### Activity
Write out the whole listing exactly.

### Provided data
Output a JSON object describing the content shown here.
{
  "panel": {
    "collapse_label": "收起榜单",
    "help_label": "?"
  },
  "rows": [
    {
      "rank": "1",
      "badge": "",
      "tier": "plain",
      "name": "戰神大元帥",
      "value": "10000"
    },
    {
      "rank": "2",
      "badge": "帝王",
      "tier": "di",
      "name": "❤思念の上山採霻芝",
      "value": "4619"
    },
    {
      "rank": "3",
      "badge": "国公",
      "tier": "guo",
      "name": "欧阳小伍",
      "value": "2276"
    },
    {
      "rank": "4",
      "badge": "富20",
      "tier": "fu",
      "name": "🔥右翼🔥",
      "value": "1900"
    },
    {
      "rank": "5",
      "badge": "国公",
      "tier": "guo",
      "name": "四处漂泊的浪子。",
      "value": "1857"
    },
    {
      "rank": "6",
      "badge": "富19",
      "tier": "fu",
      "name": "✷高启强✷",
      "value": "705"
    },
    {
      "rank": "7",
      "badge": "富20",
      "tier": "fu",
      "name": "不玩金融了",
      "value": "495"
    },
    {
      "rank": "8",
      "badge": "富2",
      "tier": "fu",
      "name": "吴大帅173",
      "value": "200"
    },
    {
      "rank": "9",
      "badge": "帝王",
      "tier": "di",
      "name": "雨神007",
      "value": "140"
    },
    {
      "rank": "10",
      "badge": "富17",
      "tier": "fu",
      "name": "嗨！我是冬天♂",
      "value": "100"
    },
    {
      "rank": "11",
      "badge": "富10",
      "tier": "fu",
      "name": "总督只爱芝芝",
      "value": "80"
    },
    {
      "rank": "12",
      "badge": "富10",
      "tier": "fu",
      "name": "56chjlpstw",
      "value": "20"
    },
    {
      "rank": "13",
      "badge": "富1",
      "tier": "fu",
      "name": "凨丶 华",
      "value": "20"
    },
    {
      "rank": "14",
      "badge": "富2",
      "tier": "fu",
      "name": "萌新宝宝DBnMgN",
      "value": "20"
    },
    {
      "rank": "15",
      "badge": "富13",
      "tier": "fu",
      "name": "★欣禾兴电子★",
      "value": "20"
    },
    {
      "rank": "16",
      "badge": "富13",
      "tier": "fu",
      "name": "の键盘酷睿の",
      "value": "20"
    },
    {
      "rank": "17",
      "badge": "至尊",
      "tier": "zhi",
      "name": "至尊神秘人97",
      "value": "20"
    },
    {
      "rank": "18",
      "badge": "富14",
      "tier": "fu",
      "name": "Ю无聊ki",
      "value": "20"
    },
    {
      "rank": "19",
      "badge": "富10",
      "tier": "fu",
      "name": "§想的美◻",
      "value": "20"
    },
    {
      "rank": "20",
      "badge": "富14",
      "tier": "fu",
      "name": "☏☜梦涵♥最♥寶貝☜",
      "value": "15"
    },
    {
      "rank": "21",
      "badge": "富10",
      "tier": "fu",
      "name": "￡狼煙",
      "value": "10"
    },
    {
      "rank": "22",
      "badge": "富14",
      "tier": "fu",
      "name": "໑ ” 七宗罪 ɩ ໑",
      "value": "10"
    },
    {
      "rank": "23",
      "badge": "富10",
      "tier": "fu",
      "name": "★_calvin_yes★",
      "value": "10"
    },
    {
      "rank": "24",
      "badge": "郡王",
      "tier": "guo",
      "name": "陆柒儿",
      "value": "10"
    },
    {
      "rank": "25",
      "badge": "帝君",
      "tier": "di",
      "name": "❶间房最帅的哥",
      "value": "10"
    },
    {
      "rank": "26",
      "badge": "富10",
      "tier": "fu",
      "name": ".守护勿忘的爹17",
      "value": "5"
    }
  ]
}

### Solved exercise
Output a JSON object describing the content shown here.
{
  "panel": {
    "collapse_label": "收起榜单",
    "help_label": "?"
  },
  "rows": [
    {
      "rank": "1",
      "badge": "",
      "tier": "plain",
      "name": "戰神大元帥",
      "value": "10000"
    },
    {
      "rank": "2",
      "badge": "帝王",
      "tier": "di",
      "name": "❤思念の上山採霻芝",
      "value": "4619"
    },
    {
      "rank": "3",
      "badge": "国公",
      "tier": "guo",
      "name": "欧阳小伍",
      "value": "2276"
    },
    {
      "rank": "4",
      "badge": "富20",
      "tier": "fu",
      "name": "🔥右翼🔥",
      "value": "1900"
    },
    {
      "rank": "5",
      "badge": "国公",
      "tier": "guo",
      "name": "四处漂泊的浪子。",
      "value": "1857"
    },
    {
      "rank": "6",
      "badge": "富19",
      "tier": "fu",
      "name": "✷高启强✷",
      "value": "705"
    },
    {
      "rank": "7",
      "badge": "富20",
      "tier": "fu",
      "name": "不玩金融了",
      "value": "495"
    },
    {
      "rank": "8",
      "badge": "富2",
      "tier": "fu",
      "name": "吴大帅173",
      "value": "200"
    },
    {
      "rank": "9",
      "badge": "帝王",
      "tier": "di",
      "name": "雨神007",
      "value": "140"
    },
    {
      "rank": "10",
      "badge": "富17",
      "tier": "fu",
      "name": "嗨！我是冬天♂",
      "value": "100"
    },
    {
      "rank": "11",
      "badge": "富10",
      "tier": "fu",
      "name": "总督只爱芝芝",
      "value": "80"
    },
    {
      "rank": "12",
      "badge": "富10",
      "tier": "fu",
      "name": "56chjlpstw",
      "value": "20"
    },
    {
      "rank": "13",
      "badge": "富1",
      "tier": "fu",
      "name": "凨丶 华",
      "value": "20"
    },
    {
      "rank": "14",
      "badge": "富2",
      "tier": "fu",
      "name": "萌新宝宝DBnMgN",
      "value": "20"
    },
    {
      "rank": "15",
      "badge": "富13",
      "tier": "fu",
      "name": "★欣禾兴电子★",
      "value": "20"
    },
    {
      "rank": "16",
      "badge": "富13",
      "tier": "fu",
      "name": "の键盘酷睿の",
      "value": "20"
    },
    {
      "rank": "17",
      "badge": "至尊",
      "tier": "zhi",
      "name": "至尊神秘人97",
      "value": "20"
    },
    {
      "rank": "18",
      "badge": "富14",
      "tier": "fu",
      "name": "Ю无聊ki",
      "value": "20"
    },
    {
      "rank": "19",
      "badge": "富10",
      "tier": "fu",
      "name": "§想的美◻",
      "value": "20"
    },
    {
      "rank": "20",
      "badge": "富14",
      "tier": "fu",
      "name": "☏☜梦涵♥最♥寶貝☜",
      "value": "15"
    },
    {
      "rank": "21",
      "badge": "富10",
      "tier": "fu",
      "name": "￡狼煙",
      "value": "10"
    },
    {
      "rank": "22",
      "badge": "富14",
      "tier": "fu",
      "name": "໑ ” 七宗罪 ɩ ໑",
      "value": "10"
    },
    {
      "rank": "23",
      "badge": "富10",
      "tier": "fu",
      "name": "★_calvin_yes★",
      "value": "10"
    },
    {
      "rank": "24",
      "badge": "郡王",
      "tier": "guo",
      "name": "陆柒儿",
      "value": "10"
    },
    {
      "rank": "25",
      "badge": "帝君",
      "tier": "di",
      "name": "❶间房最帅的哥",
      "value": "10"
    },
    {
      "rank": "26",
      "badge": "富10",
      "tier": "fu",
      "name": ".守护勿忘的爹17",
      "value": "5"
    }
  ]
}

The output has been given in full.